BEGIN DATASET RECORDS
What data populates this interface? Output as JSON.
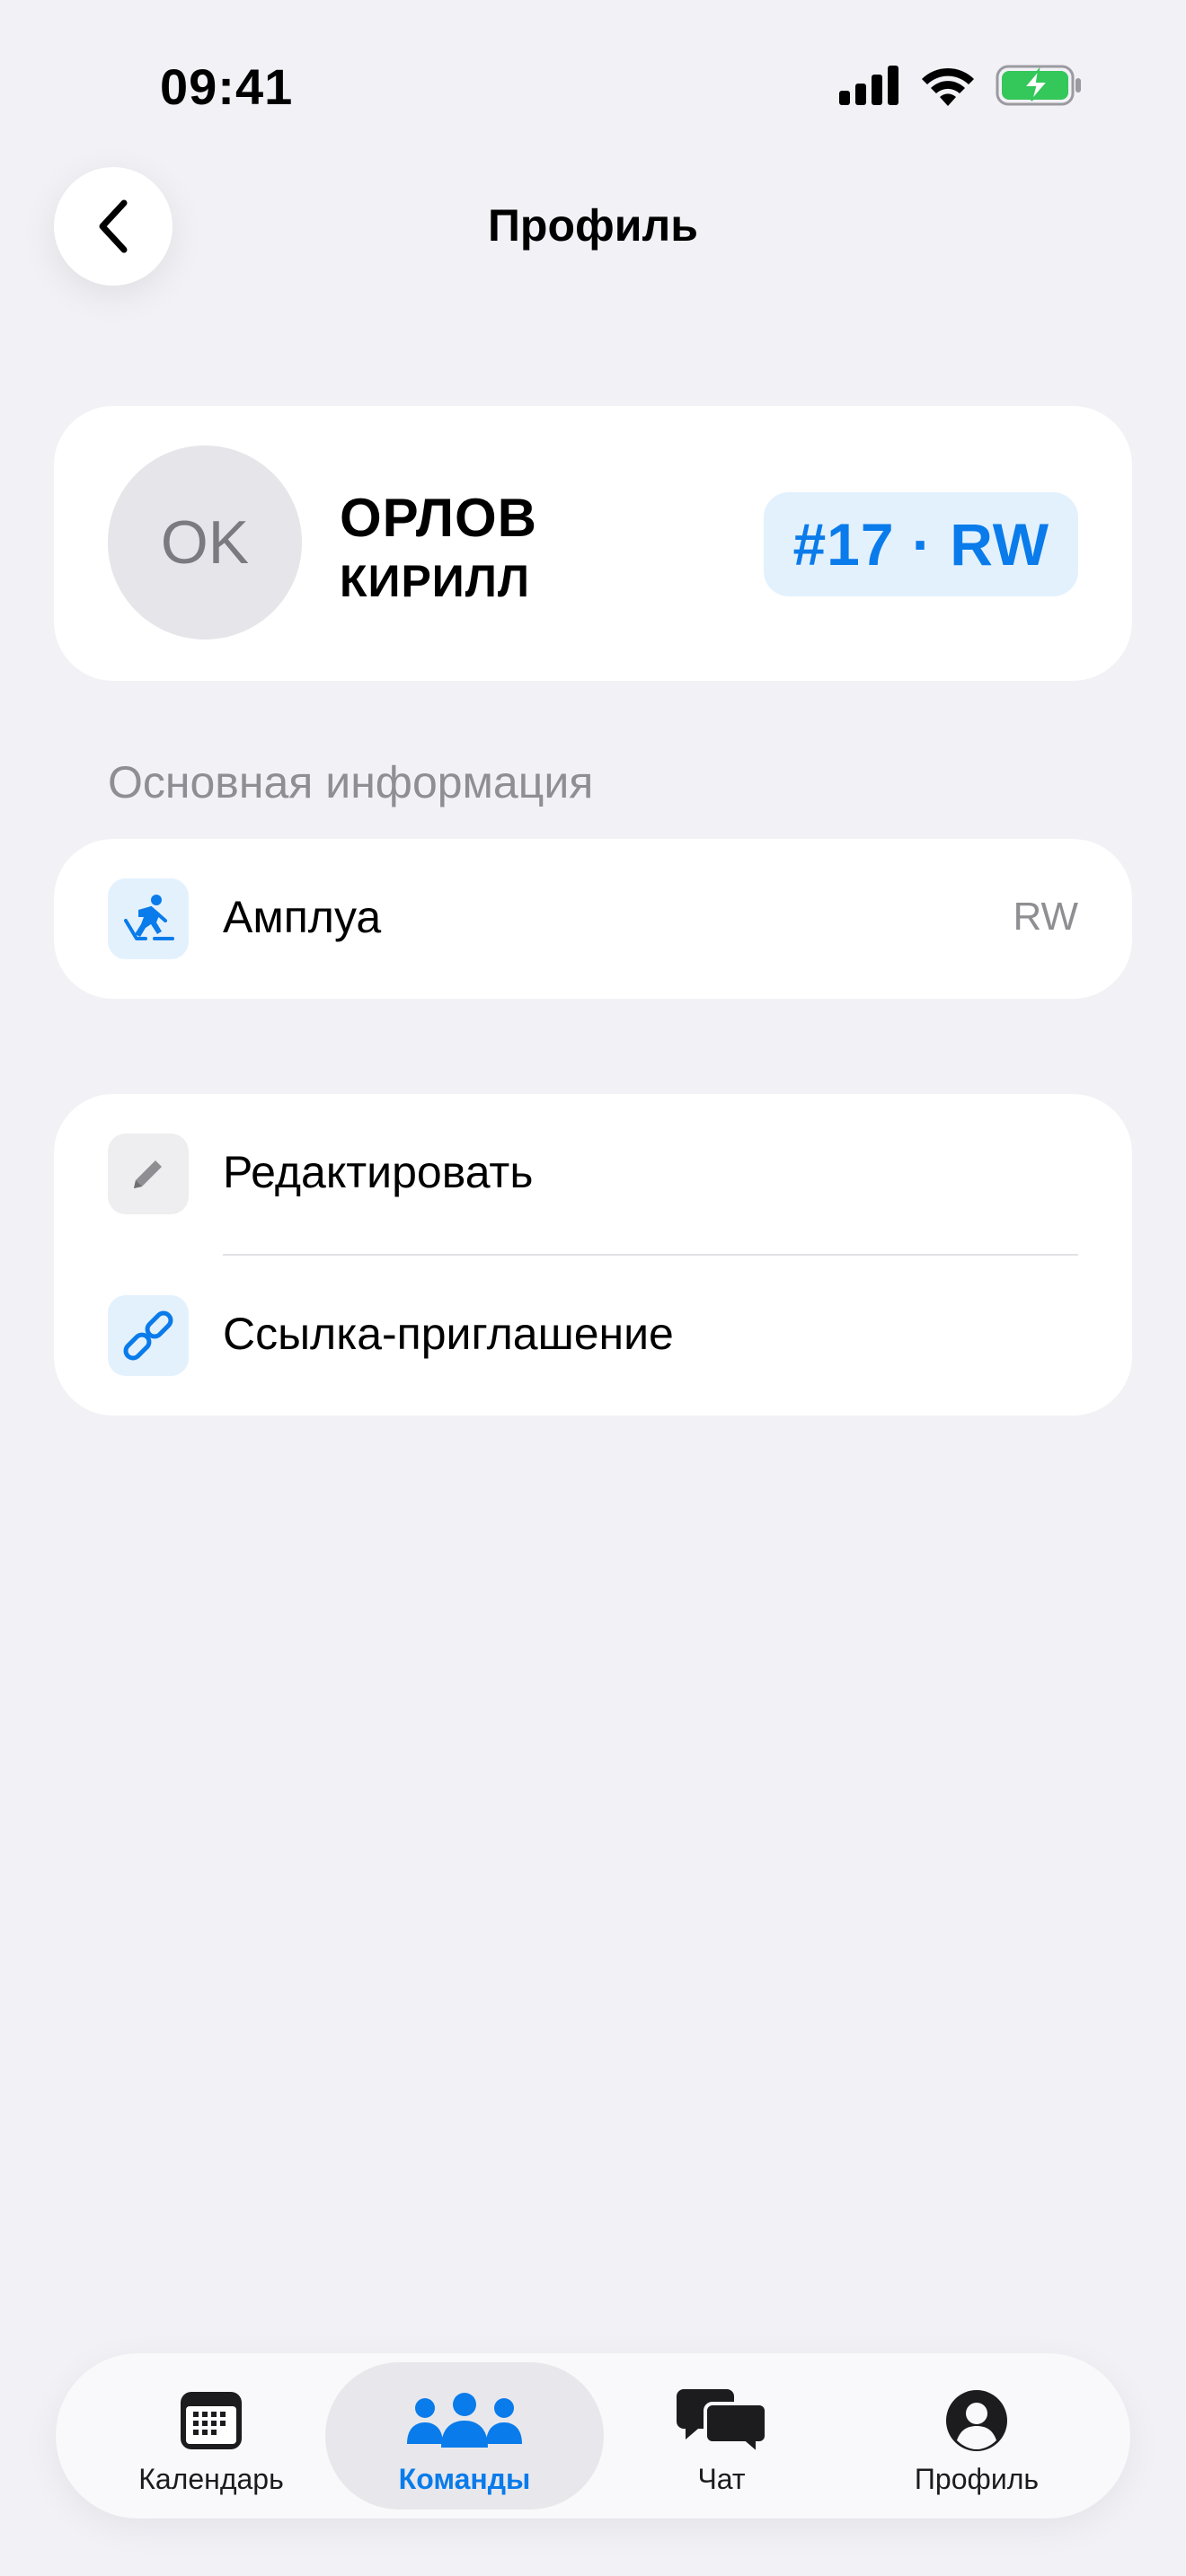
{
  "status_bar": {
    "time": "09:41"
  },
  "header": {
    "title": "Профиль"
  },
  "profile": {
    "initials": "OK",
    "surname": "ОРЛОВ",
    "first_name": "КИРИЛЛ",
    "badge": "#17 · RW"
  },
  "info_section": {
    "title": "Основная информация",
    "rows": [
      {
        "label": "Амплуа",
        "value": "RW",
        "icon": "hockey-player-icon"
      }
    ]
  },
  "actions": [
    {
      "label": "Редактировать",
      "icon": "pencil-icon"
    },
    {
      "label": "Ссылка-приглашение",
      "icon": "link-icon"
    }
  ],
  "tabbar": {
    "tabs": [
      {
        "label": "Календарь",
        "icon": "calendar-icon"
      },
      {
        "label": "Команды",
        "icon": "team-icon",
        "active": true
      },
      {
        "label": "Чат",
        "icon": "chat-icon"
      },
      {
        "label": "Профиль",
        "icon": "profile-icon"
      }
    ]
  },
  "colors": {
    "accent": "#0A7BEA",
    "badge_bg": "#E3F1FD",
    "background": "#F1F1F6",
    "battery": "#34C759"
  }
}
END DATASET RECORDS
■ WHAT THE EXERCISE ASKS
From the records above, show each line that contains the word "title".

■ EXERCISE RESPONSE
    "title": "Профиль"
    "title": "Основная информация",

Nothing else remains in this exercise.